During the quarter, we initiated positions in Nihon Unisys, Nordic Entertainment, SoftwareONE Holding and Talanx. We also received shares of Wickes Group as a result of a spin-off from Travis Perkins. We eliminated Bucher Industries and DSV Panalpina from the portfolio.
Past performance is no guarantee of future results.
The MSCI World ex U.S. Small Cap Index (Net) is designed to measure performance of small-cap stocks across 22 of 23 Developed Markets (excluding the United States). The index cover approximately 14% of the free float-adjusted market capitalization in each country. This benchmark calculates reinvested dividends net of withholding taxes. This index is unmanaged and investors cannot invest directly in this index.

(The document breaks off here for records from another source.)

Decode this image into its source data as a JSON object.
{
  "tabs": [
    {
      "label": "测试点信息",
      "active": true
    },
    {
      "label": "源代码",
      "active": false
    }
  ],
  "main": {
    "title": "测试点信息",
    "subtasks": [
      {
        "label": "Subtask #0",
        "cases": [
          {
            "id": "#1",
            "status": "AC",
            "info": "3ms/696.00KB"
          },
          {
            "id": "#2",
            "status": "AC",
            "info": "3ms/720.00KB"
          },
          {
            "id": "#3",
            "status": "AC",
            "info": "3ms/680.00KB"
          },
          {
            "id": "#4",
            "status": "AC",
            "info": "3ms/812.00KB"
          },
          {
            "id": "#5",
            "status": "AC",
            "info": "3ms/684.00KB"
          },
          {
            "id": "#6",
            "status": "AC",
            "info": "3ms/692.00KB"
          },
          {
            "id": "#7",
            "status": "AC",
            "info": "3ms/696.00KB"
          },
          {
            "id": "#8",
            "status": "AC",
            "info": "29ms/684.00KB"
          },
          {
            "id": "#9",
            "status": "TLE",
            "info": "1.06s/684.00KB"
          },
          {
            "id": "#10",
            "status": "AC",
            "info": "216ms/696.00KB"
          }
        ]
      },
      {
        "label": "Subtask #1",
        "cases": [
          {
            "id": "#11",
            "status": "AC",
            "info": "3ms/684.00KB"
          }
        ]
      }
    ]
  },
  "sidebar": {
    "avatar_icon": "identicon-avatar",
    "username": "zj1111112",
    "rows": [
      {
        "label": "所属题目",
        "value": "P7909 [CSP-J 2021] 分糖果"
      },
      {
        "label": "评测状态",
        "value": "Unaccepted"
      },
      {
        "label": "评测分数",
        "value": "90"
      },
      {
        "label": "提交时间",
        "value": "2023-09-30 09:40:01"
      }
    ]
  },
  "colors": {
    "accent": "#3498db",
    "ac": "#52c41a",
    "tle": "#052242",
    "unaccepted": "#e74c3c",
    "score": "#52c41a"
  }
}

The specific securities identified and described in this report do not represent all the securities purchased, sold, or recommended to advisory clients. There is no assurance that any securities discussed herein will remain in an account’s portfolio at the time one receives this report or that securities sold have not been repurchased. It should not be assumed that any of the securities, transactions, or holdings discussed herein were or will prove to be profitable. Holdings are representative of Harris Associates L.P.’s International Small Cap Equity composite as of 06/30/21.
Certain comments herein are based on current expectations and are considered “forward-looking statements”. These forward looking statements reflect assumptions and analyses made by the portfolio managers and Harris Associates L.P. based on their experience and perception of historical trends, current conditions, expected future developments, and other factors they believe are relevant. Actual future results are subject to a number of investment and other risks and may prove to be different from expectations. Readers are cautioned not to place undue reliance on the forward-looking statements.
The information, data, analyses, and opinions presented herein (including current investment themes, the portfolio managers’ research and investment process, and portfolio characteristics) are for informational purposes only and represent the investments and views of the portfolio managers and Harris Associates L.P. as of the date written and are subject to change without notice. This content is not a recommendation of or an offer to buy or sell a security and is not warranted to be correct, complete or accurate.